What you are asked to do: Which lines below include "title"? Copy them all.

(Page and application data records)
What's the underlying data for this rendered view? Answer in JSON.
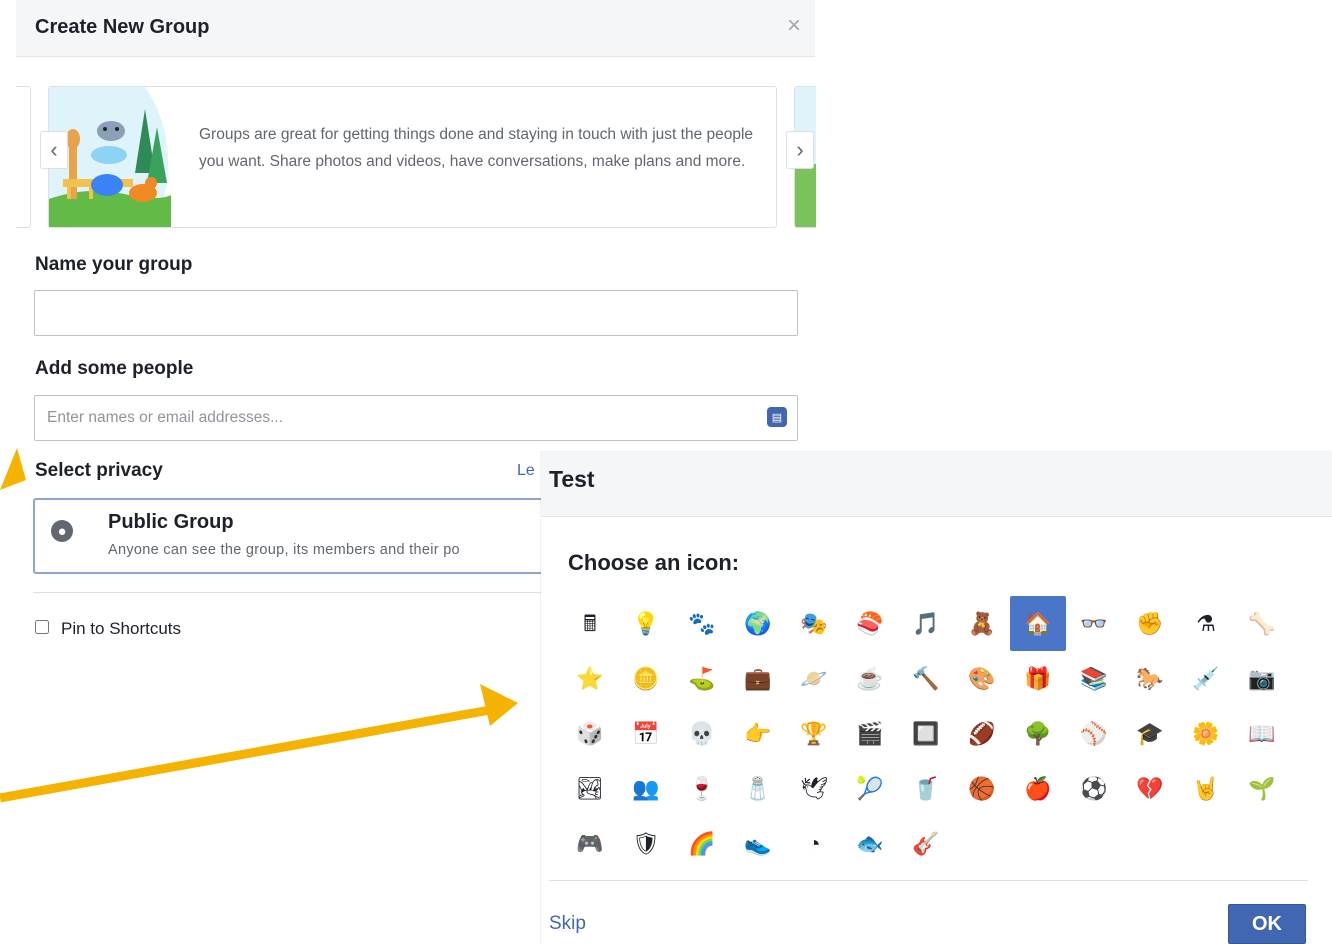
{
  "group_dialog": {
    "title": "Create New Group",
    "close_glyph": "×",
    "carousel": {
      "prev_glyph": "‹",
      "next_glyph": "›",
      "text": "Groups are great for getting things done and staying in touch with just the people you want. Share photos and videos, have conversations, make plans and more.",
      "illustration": "animals-group-illustration"
    },
    "name_label": "Name your group",
    "name_value": "",
    "people_label": "Add some people",
    "people_placeholder": "Enter names or email addresses...",
    "people_icon": "contacts-icon",
    "privacy_label": "Select privacy",
    "learn_more": "Le",
    "privacy": {
      "icon": "globe-icon",
      "title": "Public Group",
      "description": "Anyone can see the group, its members and their po"
    },
    "pin_label": "Pin to Shortcuts",
    "pin_checked": false
  },
  "icon_picker": {
    "title": "Test",
    "heading": "Choose an icon:",
    "selected_index": 8,
    "icons": [
      {
        "name": "calculator",
        "glyph": "🖩"
      },
      {
        "name": "lightbulb",
        "glyph": "💡"
      },
      {
        "name": "paw",
        "glyph": "🐾"
      },
      {
        "name": "earth",
        "glyph": "🌍"
      },
      {
        "name": "theater-masks",
        "glyph": "🎭"
      },
      {
        "name": "sushi",
        "glyph": "🍣"
      },
      {
        "name": "music-note",
        "glyph": "🎵"
      },
      {
        "name": "teddy-bear",
        "glyph": "🧸"
      },
      {
        "name": "house",
        "glyph": "🏠"
      },
      {
        "name": "glasses",
        "glyph": "👓"
      },
      {
        "name": "fist",
        "glyph": "✊"
      },
      {
        "name": "flask",
        "glyph": "⚗"
      },
      {
        "name": "bone",
        "glyph": "🦴"
      },
      {
        "name": "star-badge",
        "glyph": "⭐"
      },
      {
        "name": "coin",
        "glyph": "🪙"
      },
      {
        "name": "golf",
        "glyph": "⛳"
      },
      {
        "name": "briefcase",
        "glyph": "💼"
      },
      {
        "name": "planet",
        "glyph": "🪐"
      },
      {
        "name": "coffee-cup",
        "glyph": "☕"
      },
      {
        "name": "gavel",
        "glyph": "🔨"
      },
      {
        "name": "palette",
        "glyph": "🎨"
      },
      {
        "name": "gift",
        "glyph": "🎁"
      },
      {
        "name": "bookshelf",
        "glyph": "📚"
      },
      {
        "name": "horse",
        "glyph": "🐎"
      },
      {
        "name": "syringe",
        "glyph": "💉"
      },
      {
        "name": "camera",
        "glyph": "📷"
      },
      {
        "name": "dice",
        "glyph": "🎲"
      },
      {
        "name": "calendar",
        "glyph": "📅"
      },
      {
        "name": "skull",
        "glyph": "💀"
      },
      {
        "name": "pointing-hand",
        "glyph": "👉"
      },
      {
        "name": "trophy",
        "glyph": "🏆"
      },
      {
        "name": "clapperboard",
        "glyph": "🎬"
      },
      {
        "name": "chip",
        "glyph": "🔲"
      },
      {
        "name": "football",
        "glyph": "🏈"
      },
      {
        "name": "tree",
        "glyph": "🌳"
      },
      {
        "name": "baseball",
        "glyph": "⚾"
      },
      {
        "name": "graduation-cap",
        "glyph": "🎓"
      },
      {
        "name": "flower",
        "glyph": "🌼"
      },
      {
        "name": "open-book",
        "glyph": "📖"
      },
      {
        "name": "landscape",
        "glyph": "🏞"
      },
      {
        "name": "people",
        "glyph": "👥"
      },
      {
        "name": "wine-glass",
        "glyph": "🍷"
      },
      {
        "name": "salt-shaker",
        "glyph": "🧂"
      },
      {
        "name": "dove",
        "glyph": "🕊"
      },
      {
        "name": "tennis-racket",
        "glyph": "🎾"
      },
      {
        "name": "red-cup",
        "glyph": "🥤"
      },
      {
        "name": "basketball",
        "glyph": "🏀"
      },
      {
        "name": "apple",
        "glyph": "🍎"
      },
      {
        "name": "soccer-ball",
        "glyph": "⚽"
      },
      {
        "name": "broken-heart",
        "glyph": "💔"
      },
      {
        "name": "rock-hand",
        "glyph": "🤘"
      },
      {
        "name": "sprout",
        "glyph": "🌱"
      },
      {
        "name": "game-controller",
        "glyph": "🎮"
      },
      {
        "name": "shield",
        "glyph": "🛡"
      },
      {
        "name": "rainbow",
        "glyph": "🌈"
      },
      {
        "name": "sneaker",
        "glyph": "👟"
      },
      {
        "name": "pie-chart",
        "glyph": "◔"
      },
      {
        "name": "fish",
        "glyph": "🐟"
      },
      {
        "name": "guitar",
        "glyph": "🎸"
      }
    ],
    "skip_label": "Skip",
    "ok_label": "OK"
  },
  "colors": {
    "accent": "#4267b2",
    "selected_icon_bg": "#4a76c9",
    "annotation_arrow": "#f5b301"
  }
}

Reply to the task:
    "title": "Create New Group",
      "title": "Public Group",
    "title": "Test",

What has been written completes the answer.